◆ **What you are asked to do**
Across the entries below, count the lines that contain the word "JSON" and reply with that number only.

◆ **Provided material**
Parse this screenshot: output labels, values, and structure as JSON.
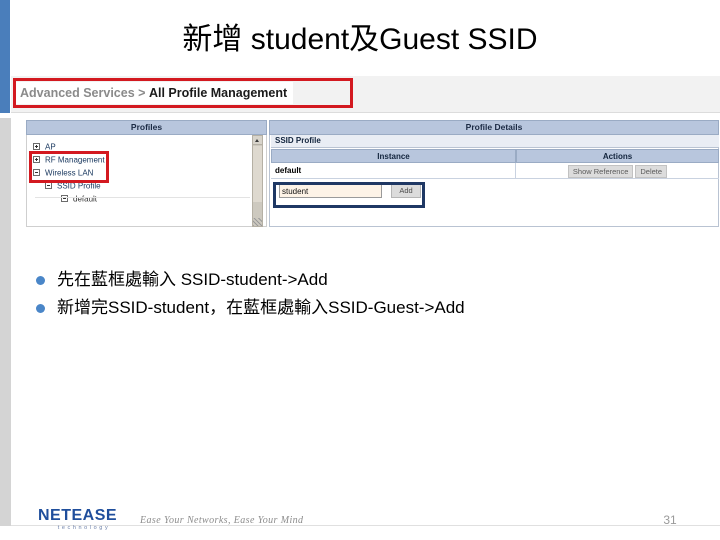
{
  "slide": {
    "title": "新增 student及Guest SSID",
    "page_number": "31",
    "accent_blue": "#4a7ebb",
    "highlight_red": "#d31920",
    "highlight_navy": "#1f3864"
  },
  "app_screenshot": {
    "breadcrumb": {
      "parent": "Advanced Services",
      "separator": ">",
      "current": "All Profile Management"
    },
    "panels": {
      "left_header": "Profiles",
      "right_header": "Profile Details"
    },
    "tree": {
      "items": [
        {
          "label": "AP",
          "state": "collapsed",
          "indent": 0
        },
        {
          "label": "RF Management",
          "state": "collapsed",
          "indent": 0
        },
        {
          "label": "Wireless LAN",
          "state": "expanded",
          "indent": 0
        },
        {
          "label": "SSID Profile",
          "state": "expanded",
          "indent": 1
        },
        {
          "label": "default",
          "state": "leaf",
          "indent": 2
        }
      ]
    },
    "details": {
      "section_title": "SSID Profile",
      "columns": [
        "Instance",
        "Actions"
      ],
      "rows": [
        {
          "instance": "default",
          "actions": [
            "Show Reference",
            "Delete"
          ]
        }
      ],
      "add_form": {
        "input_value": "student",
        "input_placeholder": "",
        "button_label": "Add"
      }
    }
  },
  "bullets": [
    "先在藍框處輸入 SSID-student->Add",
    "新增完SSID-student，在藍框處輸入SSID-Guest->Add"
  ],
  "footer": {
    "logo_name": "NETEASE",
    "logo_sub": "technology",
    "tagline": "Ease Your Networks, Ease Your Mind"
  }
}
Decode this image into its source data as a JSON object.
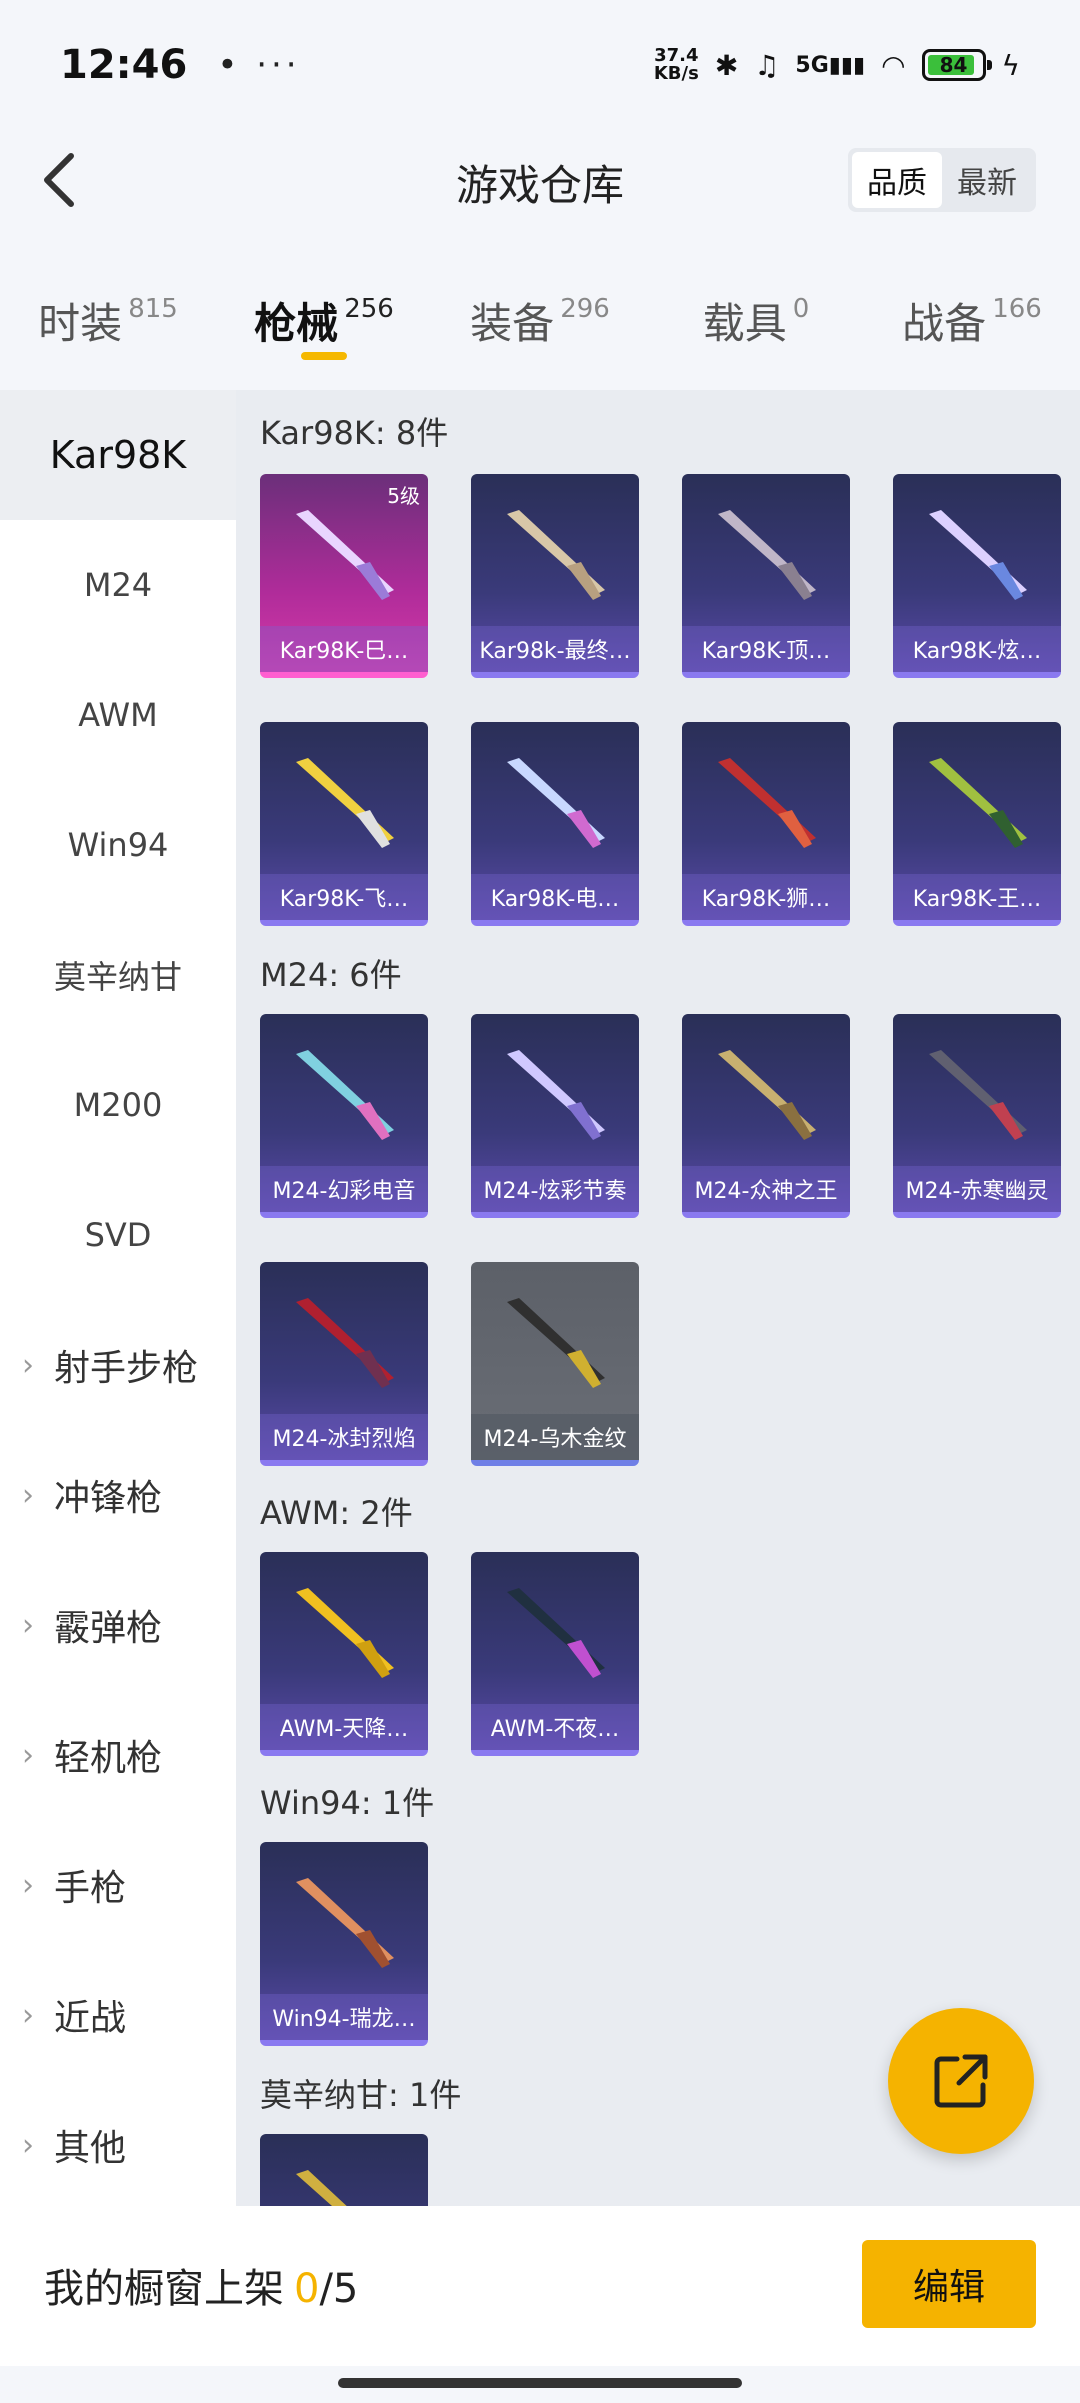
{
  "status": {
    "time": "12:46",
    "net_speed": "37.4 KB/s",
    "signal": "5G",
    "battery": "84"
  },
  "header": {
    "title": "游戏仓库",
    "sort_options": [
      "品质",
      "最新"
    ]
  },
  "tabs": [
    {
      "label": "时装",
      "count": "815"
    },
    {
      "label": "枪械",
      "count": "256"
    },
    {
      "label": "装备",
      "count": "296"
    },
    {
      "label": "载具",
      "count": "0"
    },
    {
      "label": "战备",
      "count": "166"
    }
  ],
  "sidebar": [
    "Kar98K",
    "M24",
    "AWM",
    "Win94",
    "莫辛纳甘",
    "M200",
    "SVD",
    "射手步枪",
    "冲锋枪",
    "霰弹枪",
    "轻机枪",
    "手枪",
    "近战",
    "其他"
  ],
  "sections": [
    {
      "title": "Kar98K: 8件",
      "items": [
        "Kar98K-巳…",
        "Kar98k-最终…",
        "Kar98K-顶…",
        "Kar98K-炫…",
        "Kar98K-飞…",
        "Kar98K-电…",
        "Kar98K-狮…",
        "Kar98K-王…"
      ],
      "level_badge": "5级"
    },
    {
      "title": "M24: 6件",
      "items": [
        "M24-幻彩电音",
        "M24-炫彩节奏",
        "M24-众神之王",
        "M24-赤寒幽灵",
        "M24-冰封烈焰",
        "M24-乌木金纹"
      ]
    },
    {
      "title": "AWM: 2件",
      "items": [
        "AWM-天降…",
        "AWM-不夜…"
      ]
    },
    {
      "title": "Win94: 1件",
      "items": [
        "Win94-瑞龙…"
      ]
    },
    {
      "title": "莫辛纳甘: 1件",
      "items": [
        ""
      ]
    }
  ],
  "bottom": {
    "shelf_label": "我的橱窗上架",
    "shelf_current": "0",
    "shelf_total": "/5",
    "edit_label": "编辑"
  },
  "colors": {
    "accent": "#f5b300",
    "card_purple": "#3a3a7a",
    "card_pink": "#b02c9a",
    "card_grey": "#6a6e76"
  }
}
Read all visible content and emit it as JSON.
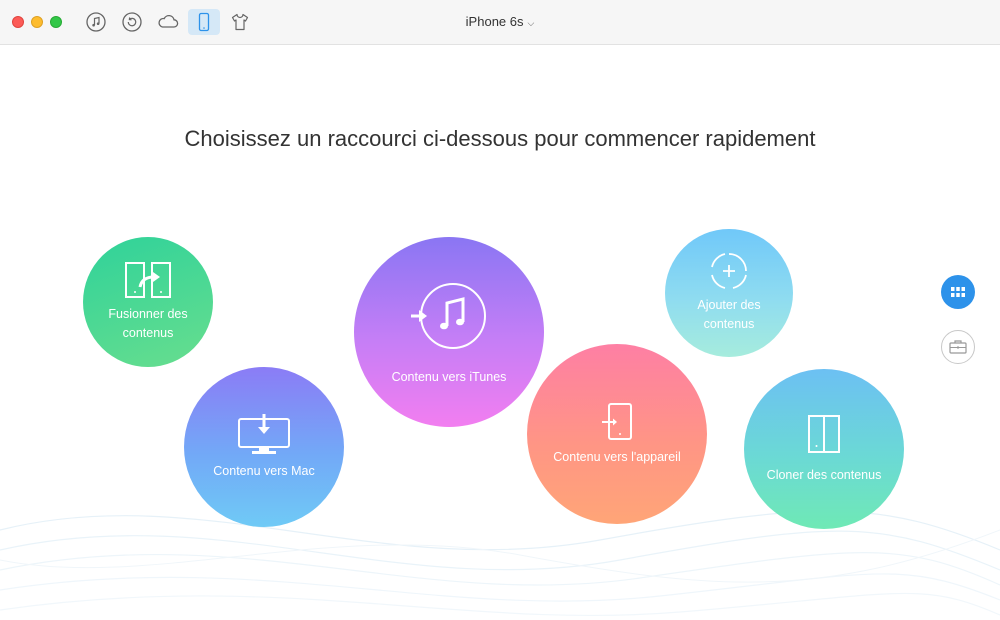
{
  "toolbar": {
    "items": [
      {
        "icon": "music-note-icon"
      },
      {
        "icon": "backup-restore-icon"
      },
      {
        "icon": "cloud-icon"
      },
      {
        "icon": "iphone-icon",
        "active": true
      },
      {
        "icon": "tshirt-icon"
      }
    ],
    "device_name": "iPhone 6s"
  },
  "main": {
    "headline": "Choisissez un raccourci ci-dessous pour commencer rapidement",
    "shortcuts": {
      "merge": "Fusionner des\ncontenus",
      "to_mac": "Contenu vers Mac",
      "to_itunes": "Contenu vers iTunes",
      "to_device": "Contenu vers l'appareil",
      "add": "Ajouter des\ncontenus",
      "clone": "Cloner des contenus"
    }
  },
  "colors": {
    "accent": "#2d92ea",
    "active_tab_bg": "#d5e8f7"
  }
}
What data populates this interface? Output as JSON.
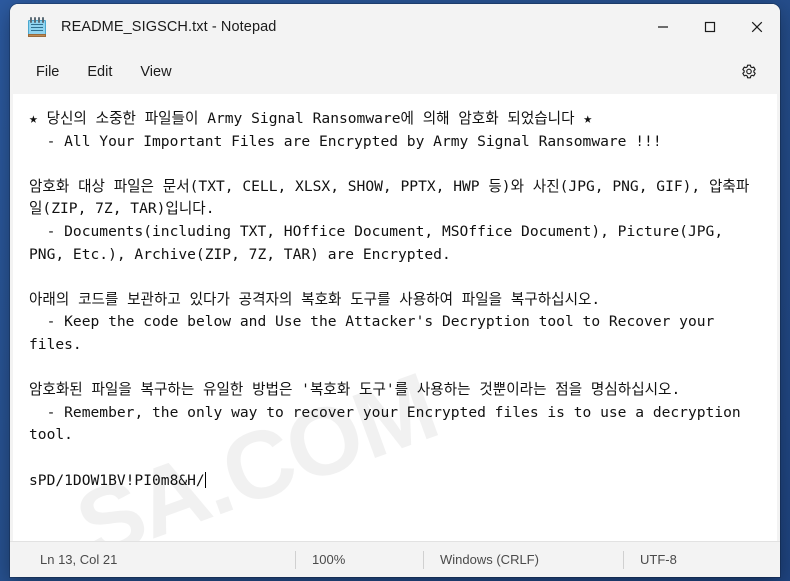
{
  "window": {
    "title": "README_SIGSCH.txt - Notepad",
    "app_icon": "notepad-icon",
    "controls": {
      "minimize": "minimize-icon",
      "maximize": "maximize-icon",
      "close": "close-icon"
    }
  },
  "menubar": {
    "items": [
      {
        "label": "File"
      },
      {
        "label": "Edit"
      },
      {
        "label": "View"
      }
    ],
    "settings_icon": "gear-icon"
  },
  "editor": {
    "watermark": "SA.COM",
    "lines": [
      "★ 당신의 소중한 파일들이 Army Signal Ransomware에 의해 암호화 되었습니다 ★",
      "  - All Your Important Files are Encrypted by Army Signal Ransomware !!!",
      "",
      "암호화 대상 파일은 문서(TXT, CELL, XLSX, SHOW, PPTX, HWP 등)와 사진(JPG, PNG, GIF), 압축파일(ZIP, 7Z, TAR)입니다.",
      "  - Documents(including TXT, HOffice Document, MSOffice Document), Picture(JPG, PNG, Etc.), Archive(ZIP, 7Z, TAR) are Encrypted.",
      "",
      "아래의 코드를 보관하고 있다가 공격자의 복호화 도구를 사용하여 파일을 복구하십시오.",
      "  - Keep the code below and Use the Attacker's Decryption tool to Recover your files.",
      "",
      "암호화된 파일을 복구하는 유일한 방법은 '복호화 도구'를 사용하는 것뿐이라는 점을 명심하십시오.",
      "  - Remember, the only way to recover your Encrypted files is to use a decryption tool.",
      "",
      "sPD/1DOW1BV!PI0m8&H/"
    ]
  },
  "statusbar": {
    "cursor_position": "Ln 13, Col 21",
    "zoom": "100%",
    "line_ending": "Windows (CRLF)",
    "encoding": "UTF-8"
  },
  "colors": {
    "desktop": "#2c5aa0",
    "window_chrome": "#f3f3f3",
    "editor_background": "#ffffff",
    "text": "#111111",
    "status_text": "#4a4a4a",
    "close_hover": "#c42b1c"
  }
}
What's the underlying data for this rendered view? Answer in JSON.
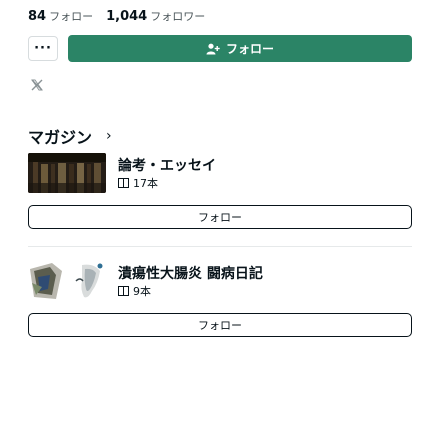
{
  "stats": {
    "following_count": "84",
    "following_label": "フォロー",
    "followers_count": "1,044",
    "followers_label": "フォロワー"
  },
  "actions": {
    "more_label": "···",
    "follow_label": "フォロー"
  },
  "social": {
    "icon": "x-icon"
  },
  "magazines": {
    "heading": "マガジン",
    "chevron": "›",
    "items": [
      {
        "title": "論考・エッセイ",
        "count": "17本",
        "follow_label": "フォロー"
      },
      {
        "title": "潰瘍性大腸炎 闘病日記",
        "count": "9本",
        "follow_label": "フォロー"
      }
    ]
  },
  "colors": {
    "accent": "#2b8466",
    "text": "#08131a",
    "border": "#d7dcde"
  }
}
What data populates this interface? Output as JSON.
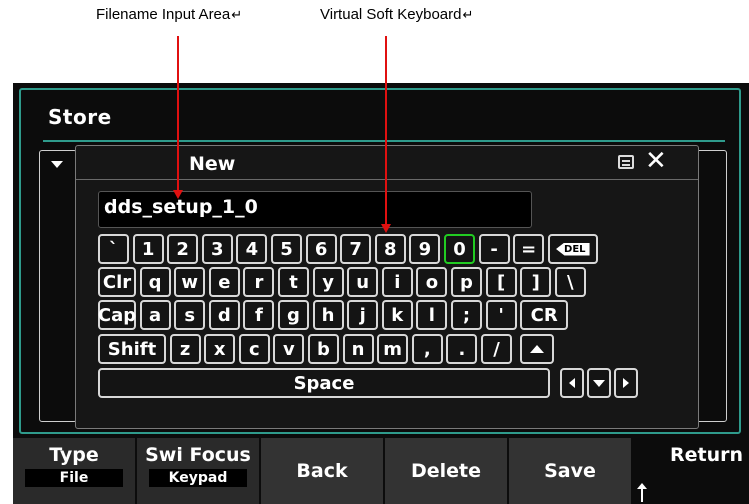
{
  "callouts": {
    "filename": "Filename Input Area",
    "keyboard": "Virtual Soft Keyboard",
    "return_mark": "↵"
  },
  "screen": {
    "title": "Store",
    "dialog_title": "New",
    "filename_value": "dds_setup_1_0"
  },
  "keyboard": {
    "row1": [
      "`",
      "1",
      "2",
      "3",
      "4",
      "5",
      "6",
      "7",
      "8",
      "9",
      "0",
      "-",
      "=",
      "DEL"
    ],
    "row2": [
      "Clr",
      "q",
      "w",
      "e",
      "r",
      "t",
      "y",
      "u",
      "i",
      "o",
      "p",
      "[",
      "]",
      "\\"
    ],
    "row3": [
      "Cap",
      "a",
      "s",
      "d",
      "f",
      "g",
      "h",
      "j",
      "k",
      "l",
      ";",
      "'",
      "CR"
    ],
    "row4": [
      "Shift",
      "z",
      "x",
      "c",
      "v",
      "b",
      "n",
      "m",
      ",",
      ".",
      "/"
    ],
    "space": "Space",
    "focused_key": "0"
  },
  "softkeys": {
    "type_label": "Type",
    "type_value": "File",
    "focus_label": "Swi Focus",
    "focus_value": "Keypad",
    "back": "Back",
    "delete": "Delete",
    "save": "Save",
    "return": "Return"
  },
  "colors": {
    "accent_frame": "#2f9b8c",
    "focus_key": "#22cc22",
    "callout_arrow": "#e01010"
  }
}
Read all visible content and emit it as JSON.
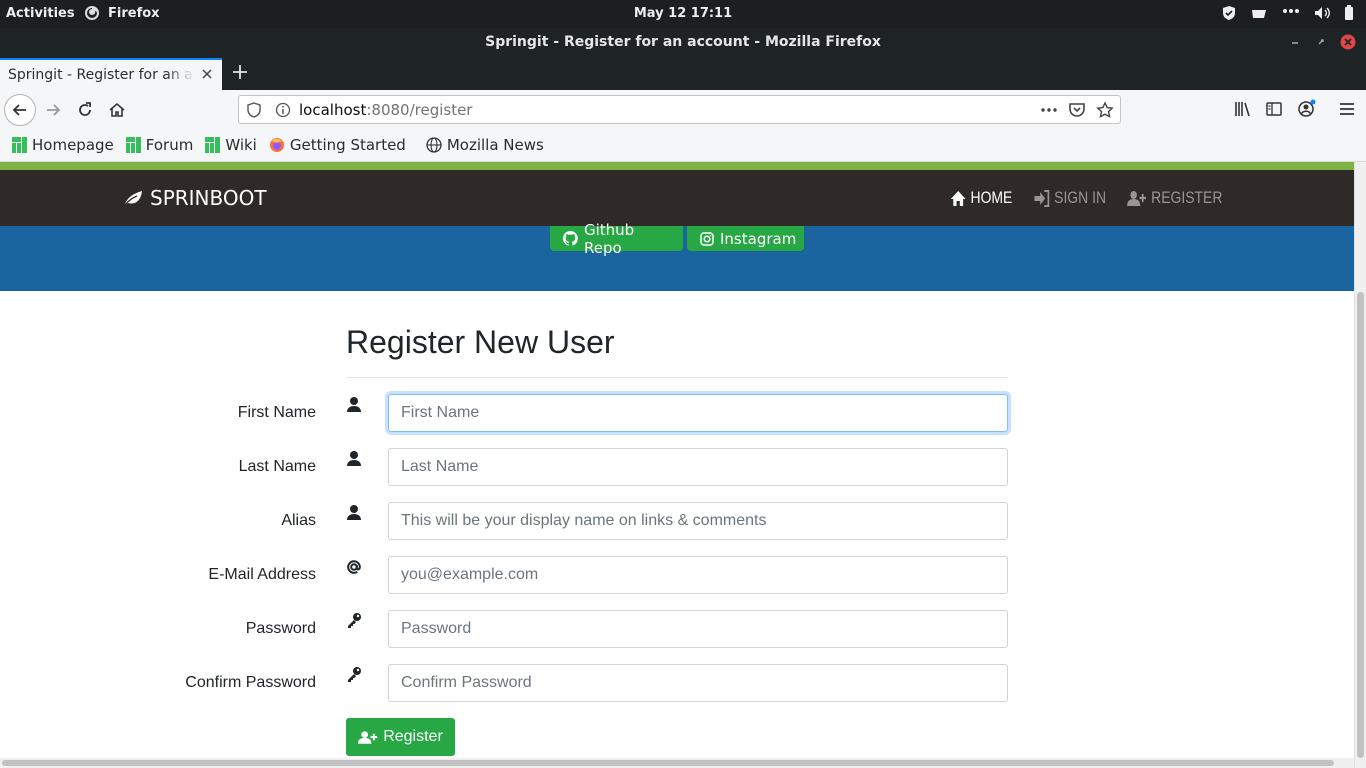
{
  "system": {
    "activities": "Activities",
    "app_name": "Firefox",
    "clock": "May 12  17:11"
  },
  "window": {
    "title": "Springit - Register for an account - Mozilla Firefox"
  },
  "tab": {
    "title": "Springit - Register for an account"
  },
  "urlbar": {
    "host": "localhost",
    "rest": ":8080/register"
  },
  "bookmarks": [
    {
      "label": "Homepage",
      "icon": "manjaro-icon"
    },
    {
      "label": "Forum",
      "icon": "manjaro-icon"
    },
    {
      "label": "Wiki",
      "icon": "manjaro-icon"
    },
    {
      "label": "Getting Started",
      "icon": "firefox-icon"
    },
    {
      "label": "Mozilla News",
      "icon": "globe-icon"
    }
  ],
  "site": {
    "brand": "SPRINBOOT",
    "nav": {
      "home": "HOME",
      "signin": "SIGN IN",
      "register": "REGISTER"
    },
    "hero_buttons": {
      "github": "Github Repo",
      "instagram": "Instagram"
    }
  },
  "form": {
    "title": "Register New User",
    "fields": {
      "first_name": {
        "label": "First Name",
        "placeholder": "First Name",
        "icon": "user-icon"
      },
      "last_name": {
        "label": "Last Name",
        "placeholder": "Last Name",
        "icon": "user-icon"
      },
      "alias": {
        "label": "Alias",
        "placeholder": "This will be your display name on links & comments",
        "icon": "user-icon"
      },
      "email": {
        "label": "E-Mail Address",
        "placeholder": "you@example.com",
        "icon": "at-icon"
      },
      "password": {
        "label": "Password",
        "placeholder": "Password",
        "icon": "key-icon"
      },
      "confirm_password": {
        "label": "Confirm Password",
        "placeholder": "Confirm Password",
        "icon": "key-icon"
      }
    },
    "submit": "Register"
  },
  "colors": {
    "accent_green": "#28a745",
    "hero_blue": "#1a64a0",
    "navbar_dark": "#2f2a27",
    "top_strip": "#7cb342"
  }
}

◆ **Exercise solution**
7